■ **GOAL OF THE EXERCISE**:
Go through the entries, filter for the word "Sahih", and copy every line that has it.

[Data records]
______

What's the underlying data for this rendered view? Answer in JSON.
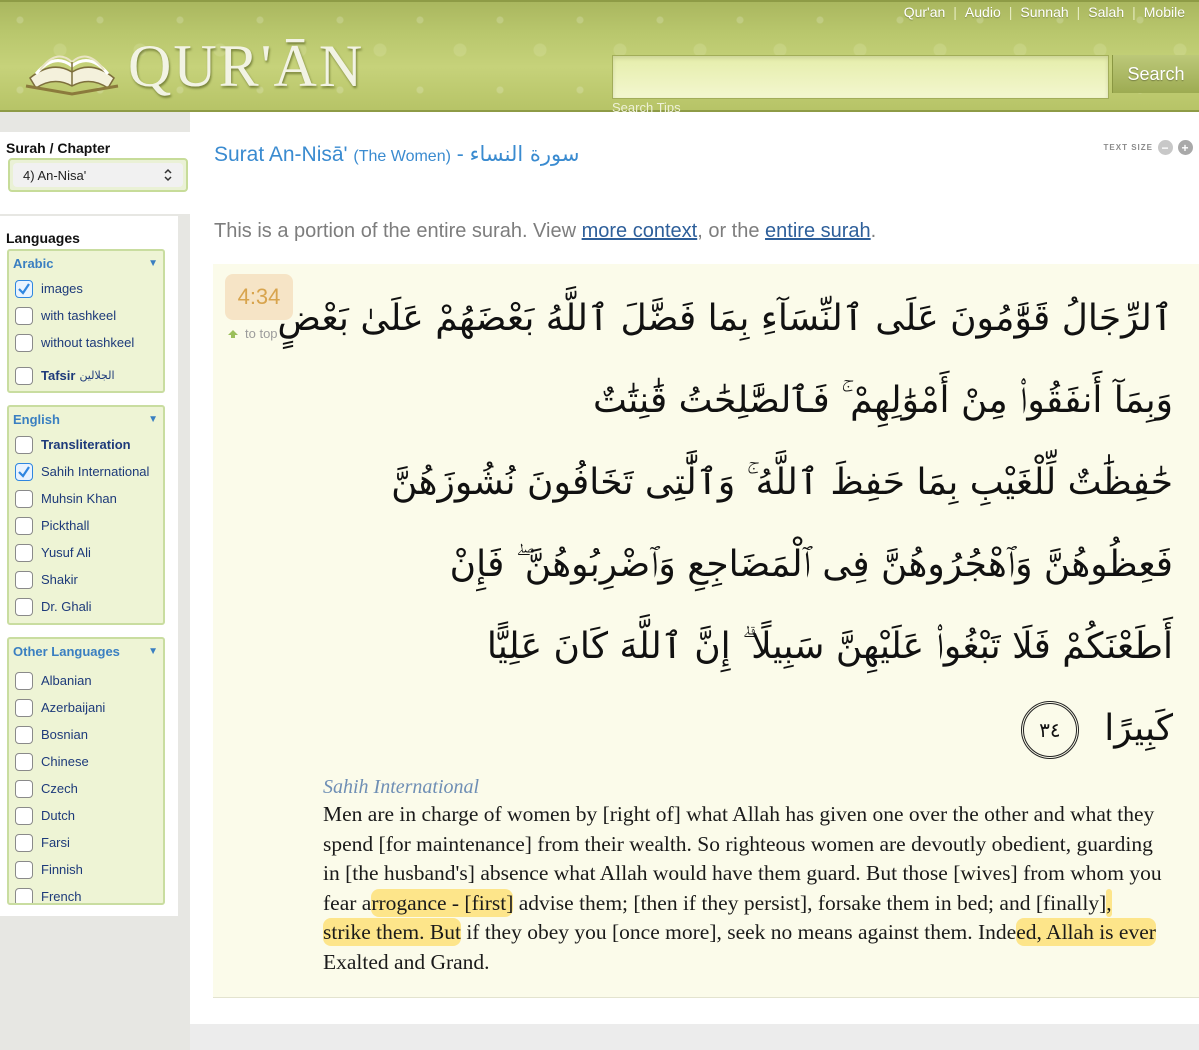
{
  "header": {
    "logo_text": "QUR'ĀN",
    "nav": [
      "Qur'an",
      "Audio",
      "Sunnah",
      "Salah",
      "Mobile"
    ],
    "search": {
      "value": "",
      "button_label": "Search",
      "tips_label": "Search Tips"
    }
  },
  "sidebar": {
    "surah_title": "Surah / Chapter",
    "surah_selected": "4) An-Nisa'",
    "languages_title": "Languages",
    "groups": [
      {
        "title": "Arabic",
        "options": [
          {
            "label": "images",
            "checked": true,
            "bold": false
          },
          {
            "label": "with tashkeel",
            "checked": false,
            "bold": false
          },
          {
            "label": "without tashkeel",
            "checked": false,
            "bold": false
          },
          {
            "label": "Tafsir",
            "extra": "الجلالين",
            "checked": false,
            "bold": true
          }
        ]
      },
      {
        "title": "English",
        "options": [
          {
            "label": "Transliteration",
            "checked": false,
            "bold": true
          },
          {
            "label": "Sahih International",
            "checked": true,
            "bold": false
          },
          {
            "label": "Muhsin Khan",
            "checked": false,
            "bold": false
          },
          {
            "label": "Pickthall",
            "checked": false,
            "bold": false
          },
          {
            "label": "Yusuf Ali",
            "checked": false,
            "bold": false
          },
          {
            "label": "Shakir",
            "checked": false,
            "bold": false
          },
          {
            "label": "Dr. Ghali",
            "checked": false,
            "bold": false
          }
        ]
      },
      {
        "title": "Other Languages",
        "options": [
          {
            "label": "Albanian",
            "checked": false,
            "bold": false
          },
          {
            "label": "Azerbaijani",
            "checked": false,
            "bold": false
          },
          {
            "label": "Bosnian",
            "checked": false,
            "bold": false
          },
          {
            "label": "Chinese",
            "checked": false,
            "bold": false
          },
          {
            "label": "Czech",
            "checked": false,
            "bold": false
          },
          {
            "label": "Dutch",
            "checked": false,
            "bold": false
          },
          {
            "label": "Farsi",
            "checked": false,
            "bold": false
          },
          {
            "label": "Finnish",
            "checked": false,
            "bold": false
          },
          {
            "label": "French",
            "checked": false,
            "bold": false
          }
        ]
      }
    ]
  },
  "main": {
    "title": "Surat An-Nisā'",
    "title_sub": "(The Women)",
    "title_dash": "-",
    "title_arabic": "سورة النساء",
    "text_size_label": "TEXT SIZE",
    "text_size_minus": "−",
    "text_size_plus": "+",
    "context": {
      "prefix": "This is a portion of the entire surah. View ",
      "link1": "more context",
      "middle": ", or the ",
      "link2": "entire surah",
      "suffix": "."
    },
    "verse": {
      "number": "4:34",
      "to_top": "to top",
      "arabic_lines": [
        "ٱلرِّجَالُ قَوَّٰمُونَ عَلَى ٱلنِّسَآءِ بِمَا فَضَّلَ ٱللَّهُ بَعْضَهُمْ عَلَىٰ بَعْضٍ",
        "وَبِمَآ أَنفَقُوا۟ مِنْ أَمْوَٰلِهِمْ ۚ فَٱلصَّٰلِحَٰتُ قَٰنِتَٰتٌ",
        "حَٰفِظَٰتٌ لِّلْغَيْبِ بِمَا حَفِظَ ٱللَّهُ ۚ وَٱلَّٰتِى تَخَافُونَ نُشُوزَهُنَّ",
        "فَعِظُوهُنَّ وَٱهْجُرُوهُنَّ فِى ٱلْمَضَاجِعِ وَٱضْرِبُوهُنَّ ۖ فَإِنْ",
        "أَطَعْنَكُمْ فَلَا تَبْغُوا۟ عَلَيْهِنَّ سَبِيلًا ۗ إِنَّ ٱللَّهَ كَانَ عَلِيًّا",
        "كَبِيرًا"
      ],
      "ayah_mark": "٣٤",
      "translator": "Sahih International",
      "translation": [
        {
          "t": "Men are in charge of women by [right of] what Allah has given one over the other and what they spend [for maintenance] from their wealth. So righteous women are devoutly obedient, guarding in [the husband's] absence what Allah would have them guard. But those [wives] from whom you fear a",
          "hl": false
        },
        {
          "t": "rrogance - [first]",
          "hl": true
        },
        {
          "t": " advise them; [then if they persist], forsake them in bed; and [finally]",
          "hl": false
        },
        {
          "t": ", strike them. But",
          "hl": true
        },
        {
          "t": " if they obey you [once more], seek no means against them. Inde",
          "hl": false
        },
        {
          "t": "ed, Allah is ever",
          "hl": true
        },
        {
          "t": " Exalted and Grand.",
          "hl": false
        }
      ]
    }
  },
  "colors": {
    "header_green": "#b9c76d",
    "link_blue": "#3a8bd0",
    "highlight": "#fde58a",
    "verse_badge": "#f6e4c6"
  }
}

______

■ **RESULT**:
            "label": "Sahih International",
      "translator": "Sahih International",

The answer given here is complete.